*** Block opens ***

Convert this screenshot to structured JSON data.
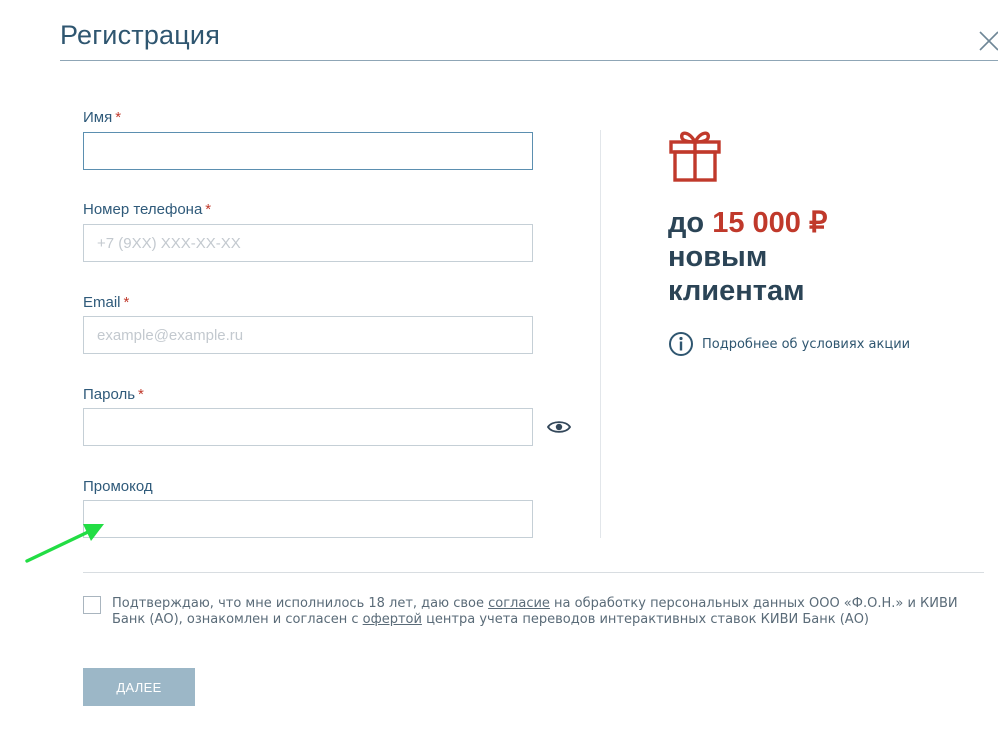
{
  "header": {
    "title": "Регистрация",
    "close_icon": "close-icon"
  },
  "form": {
    "name": {
      "label": "Имя",
      "required_mark": "*",
      "value": ""
    },
    "phone": {
      "label": "Номер телефона",
      "required_mark": "*",
      "value": "",
      "placeholder": "+7 (9XX) XXX-XX-XX"
    },
    "email": {
      "label": "Email",
      "required_mark": "*",
      "value": "",
      "placeholder": "example@example.ru"
    },
    "password": {
      "label": "Пароль",
      "required_mark": "*",
      "value": "",
      "toggle_icon": "eye-icon"
    },
    "promo": {
      "label": "Промокод",
      "value": ""
    }
  },
  "promo_panel": {
    "icon": "gift-icon",
    "prefix": "до ",
    "amount": "15 000 ₽",
    "line2": "новым",
    "line3": "клиентам",
    "info_icon": "info-icon",
    "info_link": "Подробнее об условиях акции"
  },
  "agreement": {
    "text_1": "Подтверждаю, что мне исполнилось 18 лет, даю свое ",
    "link_1": "согласие",
    "text_2": " на обработку персональных данных ООО «Ф.О.Н.» и КИВИ Банк (АО), ознакомлен и согласен с ",
    "link_2": "офертой",
    "text_3": " центра учета переводов интерактивных ставок КИВИ Банк (АО)",
    "checked": false
  },
  "actions": {
    "next_label": "Далее"
  },
  "colors": {
    "accent_red": "#c0392b",
    "button_disabled": "#9cb7c7",
    "title_blue": "#2f5670",
    "annotation_arrow": "#22dd44"
  }
}
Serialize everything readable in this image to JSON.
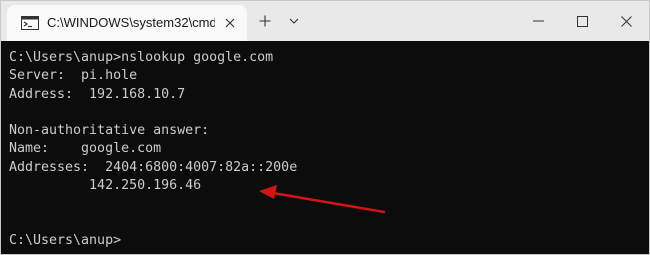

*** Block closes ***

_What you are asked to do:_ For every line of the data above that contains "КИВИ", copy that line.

_Answer below:_
    "text_2": " на обработку персональных данных ООО «Ф.О.Н.» и КИВИ Банк (АО), ознакомлен и согласен с ",
    "text_3": " центра учета переводов интерактивных ставок КИВИ Банк (АО)",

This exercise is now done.